* To do *
Return the count of lines in the records that include the string "between", and nothing besides it.

[Element data from apps and pages]
·····
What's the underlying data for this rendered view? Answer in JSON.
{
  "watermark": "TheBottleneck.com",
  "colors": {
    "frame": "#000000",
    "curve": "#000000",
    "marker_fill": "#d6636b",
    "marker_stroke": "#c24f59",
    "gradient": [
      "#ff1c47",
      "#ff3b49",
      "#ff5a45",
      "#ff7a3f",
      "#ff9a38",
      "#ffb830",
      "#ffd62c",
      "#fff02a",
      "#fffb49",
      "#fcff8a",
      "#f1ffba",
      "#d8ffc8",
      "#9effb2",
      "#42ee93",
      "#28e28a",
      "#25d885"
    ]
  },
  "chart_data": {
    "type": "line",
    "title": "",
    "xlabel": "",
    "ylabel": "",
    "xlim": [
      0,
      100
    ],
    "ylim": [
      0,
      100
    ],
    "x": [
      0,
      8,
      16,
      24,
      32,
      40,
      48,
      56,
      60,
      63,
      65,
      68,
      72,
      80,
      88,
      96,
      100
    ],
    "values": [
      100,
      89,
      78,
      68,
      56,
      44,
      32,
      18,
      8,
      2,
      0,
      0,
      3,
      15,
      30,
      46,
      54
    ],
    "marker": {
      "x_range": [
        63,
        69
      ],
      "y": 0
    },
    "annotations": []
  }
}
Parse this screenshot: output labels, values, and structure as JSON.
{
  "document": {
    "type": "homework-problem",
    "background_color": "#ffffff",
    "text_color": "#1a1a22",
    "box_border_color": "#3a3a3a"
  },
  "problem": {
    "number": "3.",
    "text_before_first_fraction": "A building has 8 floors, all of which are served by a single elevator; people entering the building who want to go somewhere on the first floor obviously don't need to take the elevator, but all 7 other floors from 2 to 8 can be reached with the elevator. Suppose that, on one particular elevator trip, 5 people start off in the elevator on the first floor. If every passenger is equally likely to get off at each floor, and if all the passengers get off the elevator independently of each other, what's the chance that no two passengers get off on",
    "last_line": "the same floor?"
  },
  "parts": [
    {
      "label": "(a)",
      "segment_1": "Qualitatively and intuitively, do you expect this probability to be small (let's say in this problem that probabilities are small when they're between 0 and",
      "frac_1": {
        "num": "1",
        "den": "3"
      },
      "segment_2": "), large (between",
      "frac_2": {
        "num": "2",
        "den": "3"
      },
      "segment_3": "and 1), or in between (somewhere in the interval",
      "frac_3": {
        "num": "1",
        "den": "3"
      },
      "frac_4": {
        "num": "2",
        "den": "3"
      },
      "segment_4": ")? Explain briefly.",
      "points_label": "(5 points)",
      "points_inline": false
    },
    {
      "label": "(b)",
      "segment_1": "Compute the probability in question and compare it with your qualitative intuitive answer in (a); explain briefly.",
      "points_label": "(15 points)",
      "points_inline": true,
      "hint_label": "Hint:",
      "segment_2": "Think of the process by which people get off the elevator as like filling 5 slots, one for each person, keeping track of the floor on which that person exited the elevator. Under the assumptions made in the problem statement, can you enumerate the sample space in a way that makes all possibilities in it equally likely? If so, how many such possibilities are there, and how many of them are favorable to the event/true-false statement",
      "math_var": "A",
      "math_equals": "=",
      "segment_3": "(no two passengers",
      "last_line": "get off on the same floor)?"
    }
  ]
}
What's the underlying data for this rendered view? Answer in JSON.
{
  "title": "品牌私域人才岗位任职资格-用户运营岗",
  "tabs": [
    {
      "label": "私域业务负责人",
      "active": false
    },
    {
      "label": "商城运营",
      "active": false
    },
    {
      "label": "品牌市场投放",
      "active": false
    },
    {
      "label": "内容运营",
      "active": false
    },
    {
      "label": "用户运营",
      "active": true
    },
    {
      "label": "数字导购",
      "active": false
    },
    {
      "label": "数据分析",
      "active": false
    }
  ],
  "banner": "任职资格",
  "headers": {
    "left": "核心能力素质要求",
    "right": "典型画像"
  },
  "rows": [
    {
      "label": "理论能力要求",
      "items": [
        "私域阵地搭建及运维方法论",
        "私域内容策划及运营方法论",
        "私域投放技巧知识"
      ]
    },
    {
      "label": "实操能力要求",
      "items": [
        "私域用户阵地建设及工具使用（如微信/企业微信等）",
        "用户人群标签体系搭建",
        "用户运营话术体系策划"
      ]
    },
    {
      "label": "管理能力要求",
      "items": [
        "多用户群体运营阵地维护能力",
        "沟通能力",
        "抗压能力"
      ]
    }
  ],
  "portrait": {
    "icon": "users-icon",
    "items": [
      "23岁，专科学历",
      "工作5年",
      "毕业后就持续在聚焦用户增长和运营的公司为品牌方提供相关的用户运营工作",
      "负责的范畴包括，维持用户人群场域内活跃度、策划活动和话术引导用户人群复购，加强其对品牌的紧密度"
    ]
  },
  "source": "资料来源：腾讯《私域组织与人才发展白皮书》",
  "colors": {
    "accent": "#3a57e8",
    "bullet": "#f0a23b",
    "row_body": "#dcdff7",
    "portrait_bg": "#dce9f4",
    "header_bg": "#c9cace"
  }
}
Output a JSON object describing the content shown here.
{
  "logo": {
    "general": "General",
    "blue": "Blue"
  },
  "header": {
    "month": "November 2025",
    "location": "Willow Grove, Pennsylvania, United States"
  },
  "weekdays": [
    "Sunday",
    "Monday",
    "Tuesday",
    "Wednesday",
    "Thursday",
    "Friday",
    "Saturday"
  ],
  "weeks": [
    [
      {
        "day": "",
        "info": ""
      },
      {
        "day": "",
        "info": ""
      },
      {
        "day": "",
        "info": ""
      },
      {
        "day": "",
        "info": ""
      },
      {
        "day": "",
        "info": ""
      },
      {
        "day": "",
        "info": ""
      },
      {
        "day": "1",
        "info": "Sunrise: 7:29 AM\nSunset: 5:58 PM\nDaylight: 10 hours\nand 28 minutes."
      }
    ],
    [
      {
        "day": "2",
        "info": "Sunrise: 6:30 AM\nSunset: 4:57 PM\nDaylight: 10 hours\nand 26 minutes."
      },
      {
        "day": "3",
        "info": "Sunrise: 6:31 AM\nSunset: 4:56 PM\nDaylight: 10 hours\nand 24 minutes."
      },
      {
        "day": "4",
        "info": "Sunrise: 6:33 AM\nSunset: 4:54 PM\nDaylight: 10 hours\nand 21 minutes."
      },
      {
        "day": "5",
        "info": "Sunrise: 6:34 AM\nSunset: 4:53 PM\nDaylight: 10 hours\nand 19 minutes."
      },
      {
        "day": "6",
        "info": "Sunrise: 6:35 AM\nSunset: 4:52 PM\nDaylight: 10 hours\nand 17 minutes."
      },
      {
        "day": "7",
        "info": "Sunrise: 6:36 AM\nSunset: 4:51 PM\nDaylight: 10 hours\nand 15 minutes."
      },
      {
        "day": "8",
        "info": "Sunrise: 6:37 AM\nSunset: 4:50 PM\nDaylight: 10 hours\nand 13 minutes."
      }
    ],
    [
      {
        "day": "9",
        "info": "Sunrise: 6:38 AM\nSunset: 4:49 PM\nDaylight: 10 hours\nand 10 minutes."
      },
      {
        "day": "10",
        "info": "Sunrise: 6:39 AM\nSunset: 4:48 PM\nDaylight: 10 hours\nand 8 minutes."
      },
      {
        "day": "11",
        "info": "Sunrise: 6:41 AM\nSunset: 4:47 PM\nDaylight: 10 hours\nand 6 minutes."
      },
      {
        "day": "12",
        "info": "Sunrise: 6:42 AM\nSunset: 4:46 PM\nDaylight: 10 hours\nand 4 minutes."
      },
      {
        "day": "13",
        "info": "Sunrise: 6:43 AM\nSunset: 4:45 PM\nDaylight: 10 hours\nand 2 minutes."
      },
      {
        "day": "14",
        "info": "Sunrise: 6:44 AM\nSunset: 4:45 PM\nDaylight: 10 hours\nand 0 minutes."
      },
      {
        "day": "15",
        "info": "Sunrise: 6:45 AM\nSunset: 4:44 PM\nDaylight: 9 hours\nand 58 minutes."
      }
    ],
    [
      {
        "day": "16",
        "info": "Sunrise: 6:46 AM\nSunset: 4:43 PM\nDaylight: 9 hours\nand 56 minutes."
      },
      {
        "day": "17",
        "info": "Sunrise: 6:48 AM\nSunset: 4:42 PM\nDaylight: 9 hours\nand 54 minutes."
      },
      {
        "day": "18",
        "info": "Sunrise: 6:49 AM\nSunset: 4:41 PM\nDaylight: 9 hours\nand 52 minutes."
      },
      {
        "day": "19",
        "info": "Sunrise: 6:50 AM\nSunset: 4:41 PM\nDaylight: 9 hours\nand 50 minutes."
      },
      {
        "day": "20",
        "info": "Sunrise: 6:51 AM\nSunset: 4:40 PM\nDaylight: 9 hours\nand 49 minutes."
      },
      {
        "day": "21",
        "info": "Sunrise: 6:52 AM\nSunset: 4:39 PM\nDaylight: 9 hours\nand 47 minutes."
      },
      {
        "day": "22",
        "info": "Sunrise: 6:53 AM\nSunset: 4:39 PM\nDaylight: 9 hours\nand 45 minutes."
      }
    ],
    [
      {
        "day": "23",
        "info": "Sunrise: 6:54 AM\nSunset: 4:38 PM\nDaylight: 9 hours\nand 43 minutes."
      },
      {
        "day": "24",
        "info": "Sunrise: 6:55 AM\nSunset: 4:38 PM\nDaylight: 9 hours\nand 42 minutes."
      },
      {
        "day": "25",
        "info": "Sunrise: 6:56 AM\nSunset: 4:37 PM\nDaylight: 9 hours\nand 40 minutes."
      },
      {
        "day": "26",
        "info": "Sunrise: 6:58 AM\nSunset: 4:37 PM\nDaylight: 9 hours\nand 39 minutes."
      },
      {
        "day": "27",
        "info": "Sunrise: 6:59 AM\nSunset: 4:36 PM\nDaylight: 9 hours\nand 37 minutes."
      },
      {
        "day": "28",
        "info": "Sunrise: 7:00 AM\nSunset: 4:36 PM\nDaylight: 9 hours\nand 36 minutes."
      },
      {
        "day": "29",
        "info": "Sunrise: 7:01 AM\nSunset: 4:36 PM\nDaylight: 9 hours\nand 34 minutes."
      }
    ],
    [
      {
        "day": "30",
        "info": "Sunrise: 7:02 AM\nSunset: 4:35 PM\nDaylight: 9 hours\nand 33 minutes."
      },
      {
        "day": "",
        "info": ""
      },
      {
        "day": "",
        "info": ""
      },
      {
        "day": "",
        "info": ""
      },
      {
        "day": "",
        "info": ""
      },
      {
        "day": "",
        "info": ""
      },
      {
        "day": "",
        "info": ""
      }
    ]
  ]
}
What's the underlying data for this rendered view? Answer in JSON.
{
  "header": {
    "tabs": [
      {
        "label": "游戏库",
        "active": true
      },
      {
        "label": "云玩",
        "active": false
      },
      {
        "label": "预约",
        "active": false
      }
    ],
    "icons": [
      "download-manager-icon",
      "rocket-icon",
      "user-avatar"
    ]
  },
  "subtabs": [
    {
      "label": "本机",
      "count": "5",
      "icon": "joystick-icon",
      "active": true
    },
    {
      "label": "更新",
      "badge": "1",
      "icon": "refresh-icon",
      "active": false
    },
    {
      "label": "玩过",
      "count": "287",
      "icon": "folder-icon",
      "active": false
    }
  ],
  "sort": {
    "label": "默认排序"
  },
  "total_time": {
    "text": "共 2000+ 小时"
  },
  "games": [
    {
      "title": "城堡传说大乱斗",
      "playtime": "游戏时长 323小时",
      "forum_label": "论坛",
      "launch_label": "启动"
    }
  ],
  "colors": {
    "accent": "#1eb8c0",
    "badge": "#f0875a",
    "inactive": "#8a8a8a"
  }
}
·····
* Response box *
3